Life Stories and Death Scenes One of the quickest ways to diminish any interest a potential agent or publisher might have in your book is by having a "My name is..." opening. This is a habit many inexperienced writers develop during their early years of writing. They use this type of opening in an effort to show the importance of the story itself. I've certainly been guilty of it before, and I have to force myself to dive right into the story sometimes. It's tempting to give an introduction to the main character; after all, they are usually the most important person in the story. However, if a book is well-written, introductions aren't necessary in the general sense. The author does not need to make the character address the reader in any way. If the plot and action are good in the beginning chapters, the reader/agent/publisher will be hooked regardless.

Another often used opening is a death scene. It's a great, dramatic entrance, and lets the reader know that something big happened. The idea is to make the reader want to read more about what happened, capturing their interest and preparing them for the rest of the book. But sometimes method has the opposite effect. When someone picks up a book to read, they expect a good story to be told. They expect there to be a plot with substance, one that builds up and leads to a climactic point. By starting with a huge death scene, the author has already given away a valuable asset in storytelling, the climax. My advice is this: If you're going to start with a death scene, make it make it odd. Make it small or meaningless. Make it a joyous event, or something else unexpected. Have it be a cause and effect event. In other words, make it completely unique to any other death scene you have ever read, or make it so ordinary that that reader flips through it without much thought. This will give you a personalized opening without giving away key moments in the story right off the bat.

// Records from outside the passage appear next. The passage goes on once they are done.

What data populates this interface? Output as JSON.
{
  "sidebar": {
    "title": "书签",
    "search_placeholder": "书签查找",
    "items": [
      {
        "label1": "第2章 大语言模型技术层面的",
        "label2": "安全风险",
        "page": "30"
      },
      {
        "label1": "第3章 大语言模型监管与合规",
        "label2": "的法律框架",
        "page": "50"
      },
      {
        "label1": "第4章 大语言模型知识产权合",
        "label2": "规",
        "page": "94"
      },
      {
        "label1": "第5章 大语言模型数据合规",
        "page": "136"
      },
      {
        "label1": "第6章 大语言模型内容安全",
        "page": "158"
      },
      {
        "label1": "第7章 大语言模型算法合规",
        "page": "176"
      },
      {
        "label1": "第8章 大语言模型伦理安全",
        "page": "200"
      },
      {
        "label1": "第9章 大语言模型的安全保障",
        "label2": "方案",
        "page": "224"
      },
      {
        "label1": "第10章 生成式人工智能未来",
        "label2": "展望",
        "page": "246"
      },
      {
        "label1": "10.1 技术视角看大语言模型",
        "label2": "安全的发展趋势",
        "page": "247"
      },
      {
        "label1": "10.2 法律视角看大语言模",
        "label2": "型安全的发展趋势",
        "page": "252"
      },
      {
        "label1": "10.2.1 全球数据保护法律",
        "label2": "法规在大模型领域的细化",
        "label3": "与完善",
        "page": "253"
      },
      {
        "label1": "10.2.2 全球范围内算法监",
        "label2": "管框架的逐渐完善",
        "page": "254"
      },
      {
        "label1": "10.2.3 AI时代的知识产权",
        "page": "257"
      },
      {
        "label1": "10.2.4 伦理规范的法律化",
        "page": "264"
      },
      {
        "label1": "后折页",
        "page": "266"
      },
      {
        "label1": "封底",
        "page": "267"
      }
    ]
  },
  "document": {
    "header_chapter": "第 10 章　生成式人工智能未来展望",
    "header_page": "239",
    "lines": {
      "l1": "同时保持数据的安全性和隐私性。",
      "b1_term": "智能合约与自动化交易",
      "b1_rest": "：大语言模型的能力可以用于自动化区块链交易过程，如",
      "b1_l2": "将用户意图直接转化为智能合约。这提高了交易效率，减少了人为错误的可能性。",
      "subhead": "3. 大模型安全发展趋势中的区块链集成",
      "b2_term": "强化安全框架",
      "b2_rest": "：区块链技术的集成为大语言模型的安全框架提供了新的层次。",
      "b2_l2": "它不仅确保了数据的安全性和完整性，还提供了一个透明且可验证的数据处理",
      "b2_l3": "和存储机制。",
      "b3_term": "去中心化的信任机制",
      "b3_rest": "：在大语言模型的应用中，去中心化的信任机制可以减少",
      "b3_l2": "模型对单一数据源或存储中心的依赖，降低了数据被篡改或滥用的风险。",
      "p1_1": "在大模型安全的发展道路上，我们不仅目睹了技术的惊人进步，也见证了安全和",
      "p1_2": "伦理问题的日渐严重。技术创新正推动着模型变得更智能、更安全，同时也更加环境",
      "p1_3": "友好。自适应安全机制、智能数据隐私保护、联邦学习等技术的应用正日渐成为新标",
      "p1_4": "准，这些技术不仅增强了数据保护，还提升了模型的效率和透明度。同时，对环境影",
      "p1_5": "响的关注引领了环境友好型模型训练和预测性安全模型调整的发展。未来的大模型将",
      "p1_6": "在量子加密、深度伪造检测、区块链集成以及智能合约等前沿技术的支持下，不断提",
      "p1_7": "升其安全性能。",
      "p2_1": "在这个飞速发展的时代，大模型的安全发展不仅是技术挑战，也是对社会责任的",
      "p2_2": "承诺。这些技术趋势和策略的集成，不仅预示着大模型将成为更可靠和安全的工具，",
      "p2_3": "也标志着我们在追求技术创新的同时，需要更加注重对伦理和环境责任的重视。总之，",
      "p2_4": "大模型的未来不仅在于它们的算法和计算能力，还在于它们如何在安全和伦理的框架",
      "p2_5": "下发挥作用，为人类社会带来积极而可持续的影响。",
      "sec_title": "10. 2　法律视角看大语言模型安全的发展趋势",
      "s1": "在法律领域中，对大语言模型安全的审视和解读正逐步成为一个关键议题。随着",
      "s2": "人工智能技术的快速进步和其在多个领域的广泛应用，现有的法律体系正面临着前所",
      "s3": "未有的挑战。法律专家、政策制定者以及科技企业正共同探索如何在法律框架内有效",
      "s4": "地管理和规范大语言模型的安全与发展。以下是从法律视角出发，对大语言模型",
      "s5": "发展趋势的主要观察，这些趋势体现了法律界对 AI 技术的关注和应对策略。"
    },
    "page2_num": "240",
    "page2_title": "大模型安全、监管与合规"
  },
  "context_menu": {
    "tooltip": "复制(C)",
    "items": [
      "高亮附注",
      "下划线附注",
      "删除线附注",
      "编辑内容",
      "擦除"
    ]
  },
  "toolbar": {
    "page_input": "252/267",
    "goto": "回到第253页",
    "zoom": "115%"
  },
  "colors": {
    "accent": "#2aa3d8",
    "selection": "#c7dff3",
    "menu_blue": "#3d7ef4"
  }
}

Tips for avoiding clichéd opening scenes:

1.      Avoid introduction speeches.
2.      Avoid giving away a climactic moment.
3.      Make the scene have at least one unique element to any other story.
4.      Research clichéd opening scenes, and avoid them. These include dreams, storms (especially at sea), and daily morning routines. Here's a great source about clichés when writing scenes:

Dark and Stormy Nights Clichéd lines are just about as annoying as clichéd characters. These lines include those such as the infamous, "It was a dark and stormy night," "Houston, we have a problem," and "Is it just me, or is it hot in here?" Most of the time, these lines are part of dialogue, but not always. However, there is a way to overcome clichés: avoid them, or make fun of them. If you use them and it's obvious that you're poking fun at the line, go right ahead. Some of the most successful television series are ones that make fun of themselves from time to time. Just use this tactic sparingly.

Tips for avoiding clichéd lines:

1.      Research. It's pretty easy to know what is a cliché and what isn't, especially if you've heard the line before, but here are examples of a few just to get you started:
2.      If it's a line that doesn't just hint at what's coming but makes it blatantly obvious, skip it.
3.      Pay attention to the weather. Yucky weather can certainly make a bad day worse, but that doesn't mean it always has to rain. If your character is heartbroken or depressed, making it dark and rainy outside just sets you up for one of those used-one-too-many-times lines.